We didn’t have to wait long to see how “Saturday Night Live” would embrace a new president-elect or how Alec Baldwin would do the embracing. One second in, the answer: With fake hair swept back and real lip thrust forward, Baldwin returned Saturday with his first post-election impression, which was still etched in acid, still uncluttered with subtleties.
Not long to find out either how cast member Kate McKinnon would find her way forward in a post-election world without Hillary Clinton to reliably depend upon. For Saturday’s cold open, she rebooted her other singular impression of the 2016 election: Trump campaign manager Kellyanne Conway.
Trump/Baldwin: “Kellyanne, what are people saying about my Cabinet appointments? Do they love them?”
Conway/McKinnon: (Reading a tweet — what else?): “ ‘They are great for our nation and the future of our children.’ ”
Trump/Baldwin: “Tremendous. Who sent that?”
Conway/McKinnon: “David Duke ... ”
And so, if there were any lingering questions about how “SNL” would pursue a President Trump as opposed to a Candidate Trump, at least some were answered last night. No prisoners will be taken, no quarter given. This six-minute open found just about every obvious target — the “secret plan” to defeat ISIS, the “wall,” job creation, Mitt Romney, Cabinet selection; even Mike Pence’s “Hamilton” moment. It was brutal — the portrait of a bombastic bumbler without a clue or a plan or even enough tech savvy to tell the difference between an iPhone or a BlackBerry. (“... Siri, how do I defeat ISIS? Oh, it’s a BlackBerry ...”)
Other “SNL” presidents over the years usually knew where the jugular was but found other ways to soften the portrait or find something counterintuitive in it — Phil Hartman’s Ronald Reagan, for example, as the ruthless taskmaster who never slept and who had such a mastery of details that he even spoke flawless Arabic (or gibberish that passed for Arabic). There’s nothing soft or surprising with Trump/Baldwin.
Trump later tweeted, “I watched parts of @nbcsnl Saturday Night Live last night. It is a totally one-sided, biased show - nothing funny at all. Equal time for us?”

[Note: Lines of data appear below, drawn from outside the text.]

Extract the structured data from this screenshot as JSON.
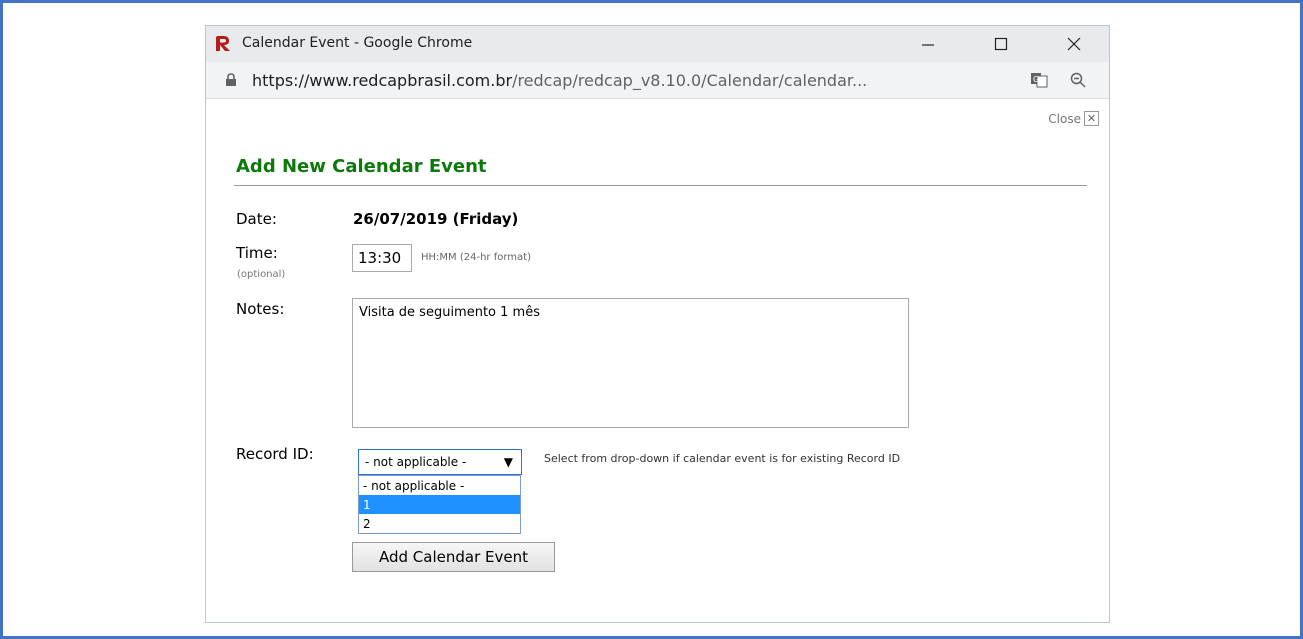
{
  "window": {
    "title": "Calendar Event - Google Chrome",
    "url_host": "https://www.redcapbrasil.com.br",
    "url_path": "/redcap/redcap_v8.10.0/Calendar/calendar..."
  },
  "dialog": {
    "close_label": "Close",
    "heading": "Add New Calendar Event",
    "date_label": "Date:",
    "date_value": "26/07/2019 (Friday)",
    "time_label": "Time:",
    "time_optional": "(optional)",
    "time_value": "13:30",
    "time_help": "HH:MM (24-hr format)",
    "notes_label": "Notes:",
    "notes_value": "Visita de seguimento 1 mês",
    "record_label": "Record ID:",
    "record_selected": "- not applicable -",
    "record_help": "Select from drop-down if calendar event is for existing Record ID",
    "record_options": [
      "- not applicable -",
      "1",
      "2"
    ],
    "submit_label": "Add Calendar Event"
  },
  "colors": {
    "heading": "#0b7a0b",
    "highlight": "#1e90ff",
    "frame": "#4472c4"
  }
}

Those other “parts” likely included “Weekend Update,” which found the rest of the targets the cold open didn’t have time to get around to. Pete Davidson: “He’ll reduce crime in their real estate business by no longer working in the real estate business.” Or Colin Jost on those Cabinet picks: “He’s picking people who just make him look good, like ‘Celebrity Apprentice.’ Yeah, people think he’s a great businessman. He is, compared to Bret Michaels and Lou Ferrigno.”
Last week’s edition was a funeral. Last night’s was the celebration. Whatever other setbacks this election outcome may represent for “SNL,” at least there will be material, some of which will pretty much write itself.
Baldwin’s Trump, meanwhile, now becomes pop culture’s pre-eminent comic doppelgänger of the incoming president. There may be better impressions out there, but given this stage — and the actor representing the president-elect — none are as remotely influential. For a new president who just won a historic election and is now navigating the unexpected consequences of victory, that could be among the least welcome of those.
On Sunday morning, Baldwin also had the last word (at least for now). Responding to Trump’s earlier criticism, he tweeted: “Equal time? Election is over. There is no more equal time. Now u try 2 b Pres + ppl respond. That’s pretty much it.”
A couple of hours later, this followed: “You know what I would do if I were Prez? I’d be focused on how to improve the lives of AS MANY AMERICANS AS POSSIBLE.”